JWR & HJL: That was another great article [on Hurricane Matthew]! A suggested alternative that I have adopted is buying a turbo diesel automobile and truck.  The benefits are simple and yet many people still have not discovered the option. Here are a few:My VW tdi as an example gets about 43 miles per gallon, so with a 15 gallon fuel tank it achieves about 600 miles plus on a  tank, and by adding three NATO style 5 gal metal cans (15 gallons total) in the trunk I have a 1,200 hundred mile cruising range. That is hard to beat. …




Letter Re: Hurricane Matthew–Some Lessons Learned

Good Morning, SurvivalBloggers, SurvivalBlog recently had a very good list of hurricane preparation tips in Hurricane Matthew–Some Lessons Learned, written by a Florida resident. As a former 20+ year Florida resident I’d like to add to his excellent piece. In Florida, hurricanes are a way of life, and the period from June 1 to November 30 is known as “hurricane season.” The period from December 1 to May 31 is known as “not hurricane season.”  “Not hurricane season” is when one should be doing their preparation for the other six months. During “not hurricane season” one can find plywood on …




Letter Re: Differences Between Combustible Gases

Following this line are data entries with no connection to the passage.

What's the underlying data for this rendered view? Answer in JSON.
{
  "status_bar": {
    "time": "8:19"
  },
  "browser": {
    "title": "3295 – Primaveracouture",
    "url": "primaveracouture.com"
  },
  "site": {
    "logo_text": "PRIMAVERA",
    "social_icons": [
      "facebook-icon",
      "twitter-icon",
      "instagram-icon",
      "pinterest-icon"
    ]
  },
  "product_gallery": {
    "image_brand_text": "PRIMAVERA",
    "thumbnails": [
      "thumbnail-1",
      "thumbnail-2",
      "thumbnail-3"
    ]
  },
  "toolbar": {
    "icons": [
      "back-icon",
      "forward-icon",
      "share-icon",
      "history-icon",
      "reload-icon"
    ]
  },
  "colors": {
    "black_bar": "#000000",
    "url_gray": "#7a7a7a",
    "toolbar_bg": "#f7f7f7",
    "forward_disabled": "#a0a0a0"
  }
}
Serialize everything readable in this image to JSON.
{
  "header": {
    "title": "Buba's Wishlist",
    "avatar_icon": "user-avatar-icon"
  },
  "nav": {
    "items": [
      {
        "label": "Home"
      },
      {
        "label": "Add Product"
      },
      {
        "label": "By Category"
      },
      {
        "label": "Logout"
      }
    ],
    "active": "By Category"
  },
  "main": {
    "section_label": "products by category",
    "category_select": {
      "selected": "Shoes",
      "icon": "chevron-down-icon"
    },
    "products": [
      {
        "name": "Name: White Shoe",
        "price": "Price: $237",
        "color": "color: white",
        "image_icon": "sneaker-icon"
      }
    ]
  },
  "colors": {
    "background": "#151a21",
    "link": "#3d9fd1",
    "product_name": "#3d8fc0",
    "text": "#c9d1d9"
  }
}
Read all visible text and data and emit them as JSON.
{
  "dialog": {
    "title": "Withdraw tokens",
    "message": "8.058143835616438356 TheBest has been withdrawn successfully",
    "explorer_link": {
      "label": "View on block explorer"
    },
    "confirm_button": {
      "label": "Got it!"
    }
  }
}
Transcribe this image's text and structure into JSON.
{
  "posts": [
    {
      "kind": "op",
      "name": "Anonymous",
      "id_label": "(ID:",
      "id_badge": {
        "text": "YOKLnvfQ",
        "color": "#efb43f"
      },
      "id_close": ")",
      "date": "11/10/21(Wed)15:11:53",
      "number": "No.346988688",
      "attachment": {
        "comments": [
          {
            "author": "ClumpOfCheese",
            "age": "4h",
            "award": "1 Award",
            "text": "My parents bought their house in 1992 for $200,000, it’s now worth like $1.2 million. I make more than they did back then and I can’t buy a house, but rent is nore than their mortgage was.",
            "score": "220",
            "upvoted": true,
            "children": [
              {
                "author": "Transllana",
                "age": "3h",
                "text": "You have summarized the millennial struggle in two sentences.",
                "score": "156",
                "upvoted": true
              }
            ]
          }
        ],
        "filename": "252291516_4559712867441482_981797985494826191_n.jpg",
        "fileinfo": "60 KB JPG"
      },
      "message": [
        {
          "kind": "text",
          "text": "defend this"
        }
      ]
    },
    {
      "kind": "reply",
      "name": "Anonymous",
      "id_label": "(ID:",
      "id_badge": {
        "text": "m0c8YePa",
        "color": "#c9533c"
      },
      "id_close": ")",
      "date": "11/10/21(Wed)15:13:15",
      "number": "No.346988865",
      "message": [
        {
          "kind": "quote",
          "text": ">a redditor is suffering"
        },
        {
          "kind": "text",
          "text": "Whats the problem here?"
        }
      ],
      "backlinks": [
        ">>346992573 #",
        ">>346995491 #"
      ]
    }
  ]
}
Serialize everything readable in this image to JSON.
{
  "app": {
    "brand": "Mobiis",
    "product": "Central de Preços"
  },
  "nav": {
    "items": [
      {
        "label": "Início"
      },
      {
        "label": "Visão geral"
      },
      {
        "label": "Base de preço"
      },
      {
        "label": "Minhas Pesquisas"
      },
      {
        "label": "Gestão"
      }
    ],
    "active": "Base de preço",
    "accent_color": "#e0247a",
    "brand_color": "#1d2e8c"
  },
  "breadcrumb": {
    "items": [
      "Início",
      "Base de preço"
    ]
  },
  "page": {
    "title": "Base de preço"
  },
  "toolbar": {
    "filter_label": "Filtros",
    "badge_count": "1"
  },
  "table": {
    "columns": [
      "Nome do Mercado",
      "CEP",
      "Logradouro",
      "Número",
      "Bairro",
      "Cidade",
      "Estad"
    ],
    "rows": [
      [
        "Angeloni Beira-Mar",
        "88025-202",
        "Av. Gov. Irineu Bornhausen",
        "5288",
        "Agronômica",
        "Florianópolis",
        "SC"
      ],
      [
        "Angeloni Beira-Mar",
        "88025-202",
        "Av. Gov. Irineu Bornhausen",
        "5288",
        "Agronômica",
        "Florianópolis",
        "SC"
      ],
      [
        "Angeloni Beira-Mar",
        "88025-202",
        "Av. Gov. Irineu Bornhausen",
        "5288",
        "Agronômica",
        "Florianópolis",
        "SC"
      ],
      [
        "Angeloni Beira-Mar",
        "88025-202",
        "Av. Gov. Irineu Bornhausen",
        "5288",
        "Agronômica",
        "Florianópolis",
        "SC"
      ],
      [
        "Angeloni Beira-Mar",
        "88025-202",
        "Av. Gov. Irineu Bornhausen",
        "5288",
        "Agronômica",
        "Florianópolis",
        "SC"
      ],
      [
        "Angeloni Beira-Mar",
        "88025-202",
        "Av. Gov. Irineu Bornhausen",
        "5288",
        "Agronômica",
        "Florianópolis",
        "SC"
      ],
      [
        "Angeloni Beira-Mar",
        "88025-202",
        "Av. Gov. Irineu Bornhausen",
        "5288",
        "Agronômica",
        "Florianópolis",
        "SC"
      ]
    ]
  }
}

James, Hugh, Before someone gets hurt or blows themselves up, here are some more details on the gases in question. Natural gas is produced primarily from high pressure gas deposits deep within the earth, and to a lesser extent as a byproduct of oil production. Natural gas is what is provided to most homes that are connected to a gas main, served by a gas company. Natural gas is primarily Methane gas, with a formula of CH4, or one Carbon atom with four Hydrogen atoms. Methane has the disadvantage that it cannot be liquefied by compression. Natural gas must either …